Until the end of the twentieth century, mountain areas were primarily the province of national law. An international law of mountains emerged with the negotiation of the Alpine Convention and the Carpathian Convention in Europe and with the developments of the Andean Pact in South America. There were occasional bilateral agreements on mountain issues, such as the early “peace park” combining the Glacier National Park (USA) and Waterton Lakes National Park (Canada) in the upper Rocky Mountains. However, unlike the international agreements that nations developed for international rivers over the past three centuries, mountains did not seem to need treaties. Montane regions were not used in transfrontier commerce or for their water supplies, and thus the law governing human activity in the mountains remained a legal concern only for each nation wherein mountains were found. Until recently, States chose not to consider regional stewardship of mountainous areas that transverse either over more than one State or more than one political subdivision within a State.

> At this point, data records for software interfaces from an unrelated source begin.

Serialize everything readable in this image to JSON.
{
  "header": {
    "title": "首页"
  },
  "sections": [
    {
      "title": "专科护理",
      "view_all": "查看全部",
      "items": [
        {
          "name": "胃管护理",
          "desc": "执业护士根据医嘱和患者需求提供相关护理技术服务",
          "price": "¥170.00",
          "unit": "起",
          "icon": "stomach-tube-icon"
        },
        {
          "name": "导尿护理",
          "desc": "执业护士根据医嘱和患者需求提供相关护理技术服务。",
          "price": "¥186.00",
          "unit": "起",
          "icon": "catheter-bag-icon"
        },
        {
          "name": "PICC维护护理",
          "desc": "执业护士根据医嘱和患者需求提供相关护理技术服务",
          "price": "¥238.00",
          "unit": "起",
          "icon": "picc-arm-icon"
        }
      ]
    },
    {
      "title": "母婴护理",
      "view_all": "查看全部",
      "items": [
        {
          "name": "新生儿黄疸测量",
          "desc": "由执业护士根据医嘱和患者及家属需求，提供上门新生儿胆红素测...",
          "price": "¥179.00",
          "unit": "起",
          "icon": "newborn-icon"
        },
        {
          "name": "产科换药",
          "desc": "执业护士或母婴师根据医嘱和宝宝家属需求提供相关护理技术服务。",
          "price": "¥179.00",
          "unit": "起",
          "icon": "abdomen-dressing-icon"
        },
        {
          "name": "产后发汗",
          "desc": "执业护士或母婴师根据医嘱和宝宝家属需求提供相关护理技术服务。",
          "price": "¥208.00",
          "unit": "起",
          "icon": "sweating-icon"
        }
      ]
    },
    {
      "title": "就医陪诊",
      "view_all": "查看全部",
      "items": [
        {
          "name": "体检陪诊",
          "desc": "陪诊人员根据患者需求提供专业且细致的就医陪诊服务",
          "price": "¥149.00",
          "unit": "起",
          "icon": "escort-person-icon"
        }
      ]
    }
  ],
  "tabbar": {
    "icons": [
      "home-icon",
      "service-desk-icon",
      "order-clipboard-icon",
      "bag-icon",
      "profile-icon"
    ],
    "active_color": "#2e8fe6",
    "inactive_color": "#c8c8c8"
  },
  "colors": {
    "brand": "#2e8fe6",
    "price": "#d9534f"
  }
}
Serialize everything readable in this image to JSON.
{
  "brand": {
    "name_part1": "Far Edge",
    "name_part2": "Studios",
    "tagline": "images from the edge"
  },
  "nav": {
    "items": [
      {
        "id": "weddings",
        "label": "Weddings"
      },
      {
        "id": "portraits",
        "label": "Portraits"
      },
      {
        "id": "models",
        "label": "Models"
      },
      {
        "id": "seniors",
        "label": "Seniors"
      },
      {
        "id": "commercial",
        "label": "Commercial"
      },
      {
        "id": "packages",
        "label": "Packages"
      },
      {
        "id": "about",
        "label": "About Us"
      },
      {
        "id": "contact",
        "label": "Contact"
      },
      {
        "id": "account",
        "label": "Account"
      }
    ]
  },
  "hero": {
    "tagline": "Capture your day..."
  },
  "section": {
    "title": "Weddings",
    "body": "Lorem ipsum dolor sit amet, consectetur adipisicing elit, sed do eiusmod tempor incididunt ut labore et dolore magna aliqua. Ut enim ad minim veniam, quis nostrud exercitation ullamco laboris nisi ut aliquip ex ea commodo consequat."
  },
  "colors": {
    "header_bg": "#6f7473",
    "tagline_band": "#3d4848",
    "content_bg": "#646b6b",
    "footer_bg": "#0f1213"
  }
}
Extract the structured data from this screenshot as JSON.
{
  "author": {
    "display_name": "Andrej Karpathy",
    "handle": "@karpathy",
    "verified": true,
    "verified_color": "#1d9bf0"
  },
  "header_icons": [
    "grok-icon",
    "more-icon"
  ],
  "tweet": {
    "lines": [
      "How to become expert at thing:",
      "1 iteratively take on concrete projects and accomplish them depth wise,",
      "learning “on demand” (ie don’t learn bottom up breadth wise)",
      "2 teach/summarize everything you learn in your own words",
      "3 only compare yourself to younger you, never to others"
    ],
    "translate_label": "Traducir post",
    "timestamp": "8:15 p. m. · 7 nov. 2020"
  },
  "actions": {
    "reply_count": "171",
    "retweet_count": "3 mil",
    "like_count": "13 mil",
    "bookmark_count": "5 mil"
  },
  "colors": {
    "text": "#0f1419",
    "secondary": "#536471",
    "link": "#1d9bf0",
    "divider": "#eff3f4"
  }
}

Within nations, important steps were taken to develop environmentally sound management systems for mountains, as, for instance, the experiences with New York's Adirondack Mountains illustrate. Mountains were far away from large human settlements, and many nations found it easier to set aside development in mountains, in preference to other uses.